If You need legal advice, you need to retain counsel. Period. This was the advice by a US-based lawyer when responding to a discussion on the numerous legally-oriented questions at times posted on the social media.
“Messaging lawyers you don’t know and who don’t represent you, and sending them extensive factual information on your situation is a bad idea. Don’t do it,” said Jonathan Pollard (picture), the principal of Pollard PLLC, a Florida- based litigation boutique focused on competition law.
One basic reason is to aviod conflict of interest from coming into play.
“Lawyers — especially good ones — have lots of other clients. There could be a conflict. Thus, any legitimate law firm will always screen for client conflicts. The point being: Don’t send random lawyers who don’t represent you any information about your case, unless and until they’ve given you the green light (ie if they told you they’re willing to consider the matter and don’t have any conflicts),” he said in one recent discussion on a social media platform.
Beyond that, he warned that asking a lawyer for a “quick advice” or a “quick question” was a recipe for disaster.
“If you have a serious problem, then go get serious advice. A ‘quick question’ through social media isn’t serious advice,” he said.
The pointer is relevant to individuals facing some personal issues or entrepreneurs facing some company-related matters.
On the question when do you actually engage a lawyer, a Kuala Lumpur-based lawyer said it should be at the onset of a venture, not when one gets entangled in issues.
“You need to engage a law- yer as early as possible in your journey as an entrepreneur. Nothing beats getting things right from the very beginning,” said Marcus van Geyzel, who is also the author of “Law for Startups: What You Need to Know When Starting a Business”.
Hiring a lawyer becomes a must when you are negotiating an agreement of any kind.
“You absolutely have to engage a lawyer at this stage, and definitely before you sign anything legally binding,” he said.

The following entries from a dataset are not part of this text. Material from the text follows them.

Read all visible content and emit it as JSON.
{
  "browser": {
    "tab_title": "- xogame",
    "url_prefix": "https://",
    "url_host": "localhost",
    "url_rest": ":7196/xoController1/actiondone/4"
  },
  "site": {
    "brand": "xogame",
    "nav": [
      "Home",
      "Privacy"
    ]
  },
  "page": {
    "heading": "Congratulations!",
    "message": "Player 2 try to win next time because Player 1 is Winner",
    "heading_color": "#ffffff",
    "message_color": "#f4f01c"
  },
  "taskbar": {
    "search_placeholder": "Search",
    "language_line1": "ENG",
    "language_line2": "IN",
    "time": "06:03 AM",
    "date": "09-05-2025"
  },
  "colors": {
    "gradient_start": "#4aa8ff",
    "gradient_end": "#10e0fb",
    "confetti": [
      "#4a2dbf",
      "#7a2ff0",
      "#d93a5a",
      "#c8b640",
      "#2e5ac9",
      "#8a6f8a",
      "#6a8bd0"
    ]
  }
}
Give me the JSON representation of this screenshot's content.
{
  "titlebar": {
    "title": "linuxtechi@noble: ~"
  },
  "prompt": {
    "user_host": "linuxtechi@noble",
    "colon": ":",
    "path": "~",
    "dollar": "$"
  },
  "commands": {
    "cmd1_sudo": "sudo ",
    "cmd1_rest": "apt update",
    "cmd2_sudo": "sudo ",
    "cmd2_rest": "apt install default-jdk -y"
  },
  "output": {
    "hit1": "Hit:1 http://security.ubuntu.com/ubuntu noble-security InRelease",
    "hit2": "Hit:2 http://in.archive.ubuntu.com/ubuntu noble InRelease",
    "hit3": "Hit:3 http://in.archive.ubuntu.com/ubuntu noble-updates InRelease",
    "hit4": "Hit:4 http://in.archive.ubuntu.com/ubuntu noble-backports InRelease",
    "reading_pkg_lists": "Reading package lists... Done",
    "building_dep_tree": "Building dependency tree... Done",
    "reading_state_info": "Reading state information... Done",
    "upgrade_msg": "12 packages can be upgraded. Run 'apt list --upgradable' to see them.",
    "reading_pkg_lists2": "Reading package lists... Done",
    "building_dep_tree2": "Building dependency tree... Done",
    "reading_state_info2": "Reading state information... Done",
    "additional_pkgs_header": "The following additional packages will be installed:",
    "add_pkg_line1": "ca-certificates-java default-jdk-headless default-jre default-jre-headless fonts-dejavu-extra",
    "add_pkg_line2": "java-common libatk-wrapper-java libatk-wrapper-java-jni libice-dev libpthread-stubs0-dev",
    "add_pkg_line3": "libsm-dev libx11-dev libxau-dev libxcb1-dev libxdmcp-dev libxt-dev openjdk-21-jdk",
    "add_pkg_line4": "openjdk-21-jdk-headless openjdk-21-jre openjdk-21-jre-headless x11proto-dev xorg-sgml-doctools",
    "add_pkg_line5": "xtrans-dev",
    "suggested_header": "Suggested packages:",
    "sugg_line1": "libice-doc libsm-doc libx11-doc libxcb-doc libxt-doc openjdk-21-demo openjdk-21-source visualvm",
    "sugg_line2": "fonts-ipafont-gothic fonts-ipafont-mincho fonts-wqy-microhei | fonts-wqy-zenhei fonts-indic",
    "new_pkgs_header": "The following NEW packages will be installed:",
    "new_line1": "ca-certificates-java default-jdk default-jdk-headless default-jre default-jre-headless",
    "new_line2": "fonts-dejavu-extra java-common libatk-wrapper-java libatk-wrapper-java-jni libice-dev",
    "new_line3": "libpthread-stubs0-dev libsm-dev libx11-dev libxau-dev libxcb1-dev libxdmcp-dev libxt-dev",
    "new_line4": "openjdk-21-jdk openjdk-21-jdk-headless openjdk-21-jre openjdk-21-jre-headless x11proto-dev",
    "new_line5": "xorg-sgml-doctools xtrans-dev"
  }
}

Many of the respondents at the discussion session initiated by Pollard agreed with his views.
“So true. Of course, asking the question is quick. It’s the answer that takes time. And thought. And experience,” came the first response.
Another respondent high- lighted the different emphasis that lawyers may bring to the table, especially when employees are dealing with their company lawyers.
“A company’s attorney is working for the company, not the employees. Never rely on a company’s attorney’s advice or promises to protect you as
an executive or employee if you help them get what they want or need, or make their lives easier without consulting with your own personal attorney, who you may well have to pay.
“Your attorney will be working for you and not the company, which is important in situations where interests are not necessarily aligned. In general, follow the advice of your attorney even if you aggravate the company’s attorney for best results,” said the second respondent.
In the end, as noted by yet another respondent, hiring a lawyer is no different than hiring other professionals like plumbers, mechanics, doctors and electricians.
“You don’t want to have to pay, and generally think you have paid too much, but it is ultimately necessary,” the respondent commented.